I'm working on a project where I need a method that takes an arbitrary Python object, and if that object acts like a
tuple -- meaning that it supports the idea of accessing members of a collection via a key or index -- my method should return an iterator that can traverse the object's key-value or index-value pairs. It would also be fine for my purposes if the iterator simply traversed the objects keys or indexes.
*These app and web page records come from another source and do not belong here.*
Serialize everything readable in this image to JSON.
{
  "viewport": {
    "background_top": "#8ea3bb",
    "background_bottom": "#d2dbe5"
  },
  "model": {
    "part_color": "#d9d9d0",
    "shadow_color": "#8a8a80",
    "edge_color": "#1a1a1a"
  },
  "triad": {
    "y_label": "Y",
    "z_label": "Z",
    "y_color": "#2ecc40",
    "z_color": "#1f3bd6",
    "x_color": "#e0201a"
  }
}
Here's the code I've got so far:
from collections import Mapping, Sequence # Tuple used to identify string-like objects in Python 2 or 3. STRINGS = (str, unicode) if str is bytes else (str, bytes) def get_keyval_iter(obj): if isinstance(obj, STRINGS): return None elif isinstance(obj, Sequence): return enumerate(obj) elif isinstance(obj, Mapping): return getattr(obj, 'iteritems', obj.items)() else: return None # For example: print list(get_keyval_iter([0, 11, 22])) # [(0, 0), (1, 11), (2, 22)] print list(get_keyval_iter(dict(a = 1, b = 2))) # [('a', 1), ('b', 2)] print [ get_keyval_iter("foobar") ] # [None] print [ get_keyval_iter(1234) ] # [None]
I don't like this solution for two reasons: (1) on general principle, I'd rather query the object's interface than check its type; (2) my code will return
None for user-defined classes whose objects fail the
isinstance tests but that nonetheless support the
__getitem__ protocol and could, in theory, give me an iterator over the relevant keys or indexes.
Here's the code I'd like to write:
return obj.__getitemiter__() -- or something like that.
Am I overlooking an obvious way to get what I need -- namely, an iterator over an arbitrary object's keys or indexes (or over its key-value or index-value pairs)?